Malcolm Bulpitt writes: “Some 15 years ago Swiss Federal Railways, together with a food retailer, set up a company called AVEC and began converting many of their remaining station ticket offices to small convenience stores that also sold (very efficiently in my experience) the whole range of rail/travel tickets. These have proved to be a great success, to the extent that their take away coffee and food offerings have seen the demise of on-train catering trollies. For the traveller, you win some, you lose some!
“Philip Lockwood echoes Malcolm’s points: “Paul I found your comments regarding booking offices with possible additional uses very interesting.
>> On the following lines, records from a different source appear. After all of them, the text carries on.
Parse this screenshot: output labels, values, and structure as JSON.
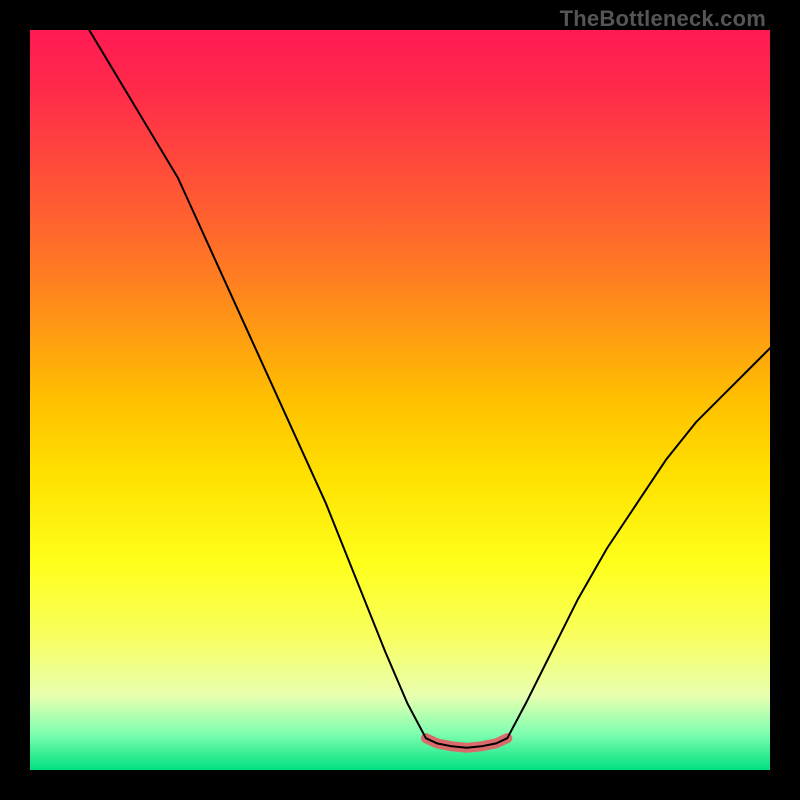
{
  "watermark": "TheBottleneck.com",
  "chart_data": {
    "type": "line",
    "title": "",
    "xlabel": "",
    "ylabel": "",
    "xlim": [
      0,
      100
    ],
    "ylim": [
      0,
      100
    ],
    "categories": [],
    "series": [
      {
        "name": "black-curve",
        "color": "#000000",
        "width": 2,
        "points": [
          [
            8,
            100
          ],
          [
            14,
            90
          ],
          [
            20,
            80
          ],
          [
            25,
            69
          ],
          [
            30,
            58
          ],
          [
            35,
            47
          ],
          [
            40,
            36
          ],
          [
            44,
            26
          ],
          [
            48,
            16
          ],
          [
            51,
            9
          ],
          [
            53.5,
            4.3
          ],
          [
            55,
            3.6
          ],
          [
            57,
            3.2
          ],
          [
            59,
            3.0
          ],
          [
            61,
            3.2
          ],
          [
            63,
            3.6
          ],
          [
            64.5,
            4.3
          ],
          [
            67,
            9
          ],
          [
            70,
            15
          ],
          [
            74,
            23
          ],
          [
            78,
            30
          ],
          [
            82,
            36
          ],
          [
            86,
            42
          ],
          [
            90,
            47
          ],
          [
            94,
            51
          ],
          [
            98,
            55
          ],
          [
            100,
            57
          ]
        ]
      },
      {
        "name": "pink-floor-band",
        "color": "#d96b6b",
        "width": 10,
        "points": [
          [
            53.5,
            4.3
          ],
          [
            55,
            3.6
          ],
          [
            57,
            3.2
          ],
          [
            59,
            3.0
          ],
          [
            61,
            3.2
          ],
          [
            63,
            3.6
          ],
          [
            64.5,
            4.3
          ]
        ]
      }
    ],
    "background_gradient": {
      "stops": [
        {
          "pos": 0,
          "color": "#ff1a52"
        },
        {
          "pos": 50,
          "color": "#ffc000"
        },
        {
          "pos": 72,
          "color": "#feff1a"
        },
        {
          "pos": 95,
          "color": "#80ffb0"
        },
        {
          "pos": 100,
          "color": "#00e080"
        }
      ]
    }
  }
}
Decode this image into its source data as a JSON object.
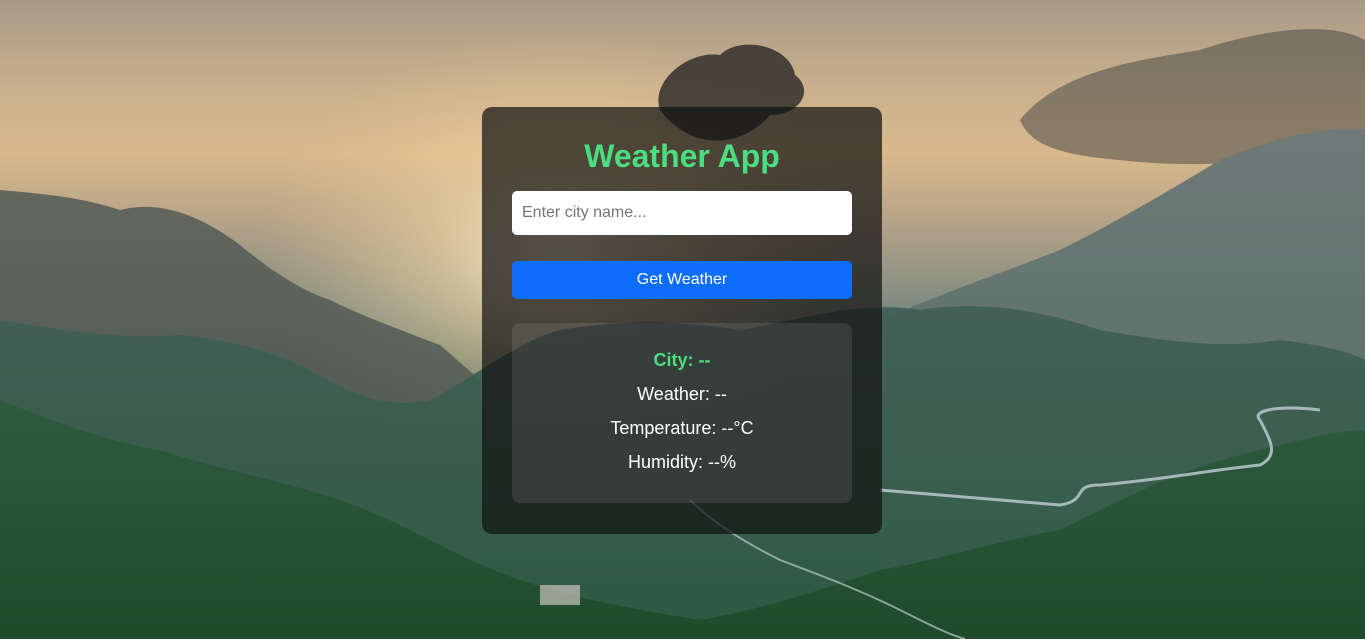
{
  "app": {
    "title": "Weather App"
  },
  "search": {
    "placeholder": "Enter city name...",
    "value": "",
    "button_label": "Get Weather"
  },
  "result": {
    "city": "City: --",
    "weather": "Weather: --",
    "temperature": "Temperature: --°C",
    "humidity": "Humidity: --%"
  },
  "colors": {
    "title": "#4ade80",
    "button": "#0d6efd",
    "card_background": "rgba(20,20,20,0.72)"
  }
}
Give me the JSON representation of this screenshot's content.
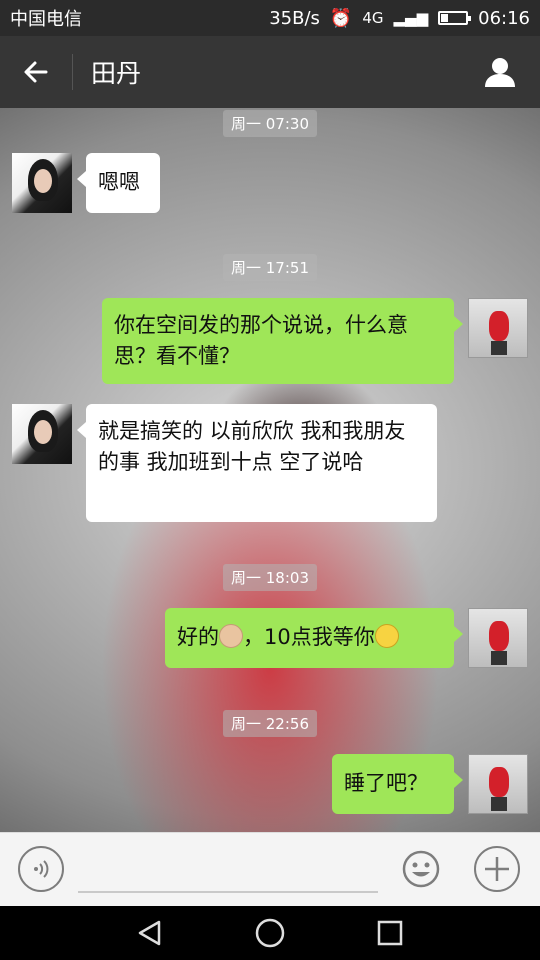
{
  "status_bar": {
    "carrier": "中国电信",
    "net_speed": "35B/s",
    "network": "4G",
    "network2": "4G 2G",
    "battery_level": 0.3,
    "time": "06:16"
  },
  "header": {
    "back_icon": "arrow-left-icon",
    "title": "田丹",
    "profile_icon": "person-icon"
  },
  "messages": {
    "t1": "周一 07:30",
    "m1": "嗯嗯",
    "t2": "周一 17:51",
    "m2": "你在空间发的那个说说，什么意思？看不懂？",
    "m3": "就是搞笑的 以前欣欣 我和我朋友的事 我加班到十点 空了说哈",
    "t3": "周一 18:03",
    "m4_a": "好的",
    "m4_b": "，10点我等你",
    "t4": "周一 22:56",
    "m5": "睡了吧？"
  },
  "input": {
    "value": "",
    "voice_icon": "voice-icon",
    "emoji_icon": "emoji-icon",
    "plus_icon": "plus-icon"
  },
  "colors": {
    "outgoing_bubble": "#9fe658",
    "incoming_bubble": "#ffffff",
    "header": "#363636"
  }
}
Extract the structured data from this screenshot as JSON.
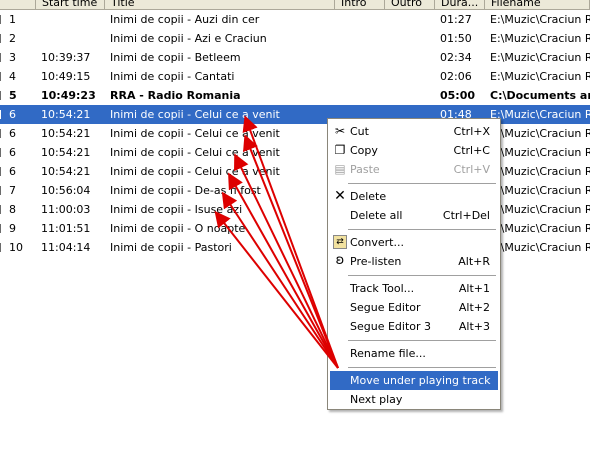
{
  "columns": {
    "start_time": "Start time",
    "title": "Title",
    "intro": "Intro",
    "outro": "Outro",
    "duration": "Dura...",
    "filename": "Filename"
  },
  "rows": [
    {
      "num": "1",
      "start": "",
      "title": "Inimi de copii - Auzi din cer",
      "intro": "",
      "outro": "",
      "dur": "01:27",
      "file": "E:\\Muzic\\Craciun Rom"
    },
    {
      "num": "2",
      "start": "",
      "title": "Inimi de copii - Azi e Craciun",
      "intro": "",
      "outro": "",
      "dur": "01:50",
      "file": "E:\\Muzic\\Craciun Rom"
    },
    {
      "num": "3",
      "start": "10:39:37",
      "title": "Inimi de copii - Betleem",
      "intro": "",
      "outro": "",
      "dur": "02:34",
      "file": "E:\\Muzic\\Craciun Rom"
    },
    {
      "num": "4",
      "start": "10:49:15",
      "title": "Inimi de copii - Cantati",
      "intro": "",
      "outro": "",
      "dur": "02:06",
      "file": "E:\\Muzic\\Craciun Rom"
    },
    {
      "num": "5",
      "start": "10:49:23",
      "title": "RRA - Radio Romania",
      "intro": "",
      "outro": "",
      "dur": "05:00",
      "file": "C:\\Documents and"
    },
    {
      "num": "6",
      "start": "10:54:21",
      "title": "Inimi de copii - Celui ce a venit",
      "intro": "",
      "outro": "",
      "dur": "01:48",
      "file": "E:\\Muzic\\Craciun Rom"
    },
    {
      "num": "6",
      "start": "10:54:21",
      "title": "Inimi de copii - Celui ce a venit",
      "intro": "",
      "outro": "",
      "dur": "",
      "file": "E:\\Muzic\\Craciun Rom"
    },
    {
      "num": "6",
      "start": "10:54:21",
      "title": "Inimi de copii - Celui ce a venit",
      "intro": "",
      "outro": "",
      "dur": "",
      "file": "E:\\Muzic\\Craciun Rom"
    },
    {
      "num": "6",
      "start": "10:54:21",
      "title": "Inimi de copii - Celui ce a venit",
      "intro": "",
      "outro": "",
      "dur": "",
      "file": "E:\\Muzic\\Craciun Rom"
    },
    {
      "num": "7",
      "start": "10:56:04",
      "title": "Inimi de copii - De-as fi fost",
      "intro": "",
      "outro": "",
      "dur": "",
      "file": "E:\\Muzic\\Craciun Rom"
    },
    {
      "num": "8",
      "start": "11:00:03",
      "title": "Inimi de copii - Isuse azi",
      "intro": "",
      "outro": "",
      "dur": "",
      "file": "E:\\Muzic\\Craciun Rom"
    },
    {
      "num": "9",
      "start": "11:01:51",
      "title": "Inimi de copii - O noapte",
      "intro": "",
      "outro": "",
      "dur": "",
      "file": "E:\\Muzic\\Craciun Rom"
    },
    {
      "num": "10",
      "start": "11:04:14",
      "title": "Inimi de copii - Pastori",
      "intro": "",
      "outro": "",
      "dur": "",
      "file": "E:\\Muzic\\Craciun Rom"
    }
  ],
  "selected_row": 5,
  "bold_row": 4,
  "context_menu": {
    "cut": {
      "label": "Cut",
      "shortcut": "Ctrl+X",
      "icon": "scissors-icon"
    },
    "copy": {
      "label": "Copy",
      "shortcut": "Ctrl+C",
      "icon": "copy-icon"
    },
    "paste": {
      "label": "Paste",
      "shortcut": "Ctrl+V",
      "icon": "paste-icon"
    },
    "delete": {
      "label": "Delete",
      "shortcut": "",
      "icon": "delete-x-icon"
    },
    "delete_all": {
      "label": "Delete all",
      "shortcut": "Ctrl+Del"
    },
    "convert": {
      "label": "Convert...",
      "shortcut": "",
      "icon": "convert-icon"
    },
    "prelisten": {
      "label": "Pre-listen",
      "shortcut": "Alt+R",
      "icon": "ear-icon"
    },
    "track_tool": {
      "label": "Track Tool...",
      "shortcut": "Alt+1"
    },
    "segue_editor": {
      "label": "Segue Editor",
      "shortcut": "Alt+2"
    },
    "segue_editor3": {
      "label": "Segue Editor 3",
      "shortcut": "Alt+3"
    },
    "rename_file": {
      "label": "Rename file..."
    },
    "move_under": {
      "label": "Move under playing track"
    },
    "next_play": {
      "label": "Next play"
    }
  },
  "colors": {
    "selection": "#316ac5",
    "arrow": "#dd0000",
    "header_bg": "#ece9d8"
  }
}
To quote a small station in Filisur Switzerland on the Rhb. This station used to have a manned booking office but now has a ticket machine. The difference now is that it also has a small coffee shop with the option of take away food. Good for people who don’t want to use the ticket machine the staff will also sell you tickets for rail use. This is proving very popular not only with travellers but also a nice place for a chat and enjoy a coffee.”
Vince Chadwick adds: “Yes, all stations need a station cat. Regarding booking offices, I tried to buy tickets for my wife and I to travel Wilmslow to Truro via Newport, Wales, as that is the cheapest route by far. I found what I wanted on the National Rail website and hit the ‘buy now’ button, whereupon it decanted me to the TfW site to buy the tickets. But it had not given the TfW site any information about my journey, so I had to start from scratch to find the required tickets on that site. There was no sign of them. There were plenty of tickets at much higher prices than the NR site had given me, however. At this point I went down to Wilmslow station booking office and within a few minutes had purchased the tickets I wanted at the price shown on the NR site.
I’m not citing this as an argument for retaining station booking offices, but as an argument for simpler rail ticketing and – most importantly – supported by a simple and robust ‘one shot’ (not chucking you over the fence to another web site to start again) on-line system for booking and purchasing tickets.”
A senior chap in DfT commented: “As ever Paul, found this a great read and further insight into some of the possibilities for alternative lenses to see problems through. Liked the piece on booking offices and will think about this. Also agreed very much with the letter from Cynthia Dereli. The railways should be a treated economically as not just a ‘public good’ but ‘an economic good’.”
Much of my time this year will be devoted to work on one of my biggest projects – a cultural and social history of Lancashire. Lancastrians will be published by Hurst (who recently brought out the fascinating Northumbrians) next year. See above.
Still in Print (at special prices!)
ALLEN CLARKE: Lancashire’s Romantic Radical £9.99 (normally £18.99)
Moorlands, Memories and Reflections £15.00 (£21.00)
The Works (novel set in Horwich Loco Works) £6 (£12.99)
With Walt Whitman in Bolton £6 (9.99)
See www.lancashireloominary.co.uk for full details of the books (ignore the prices shown and use the above – add total of £4 per order for post and packing in UK)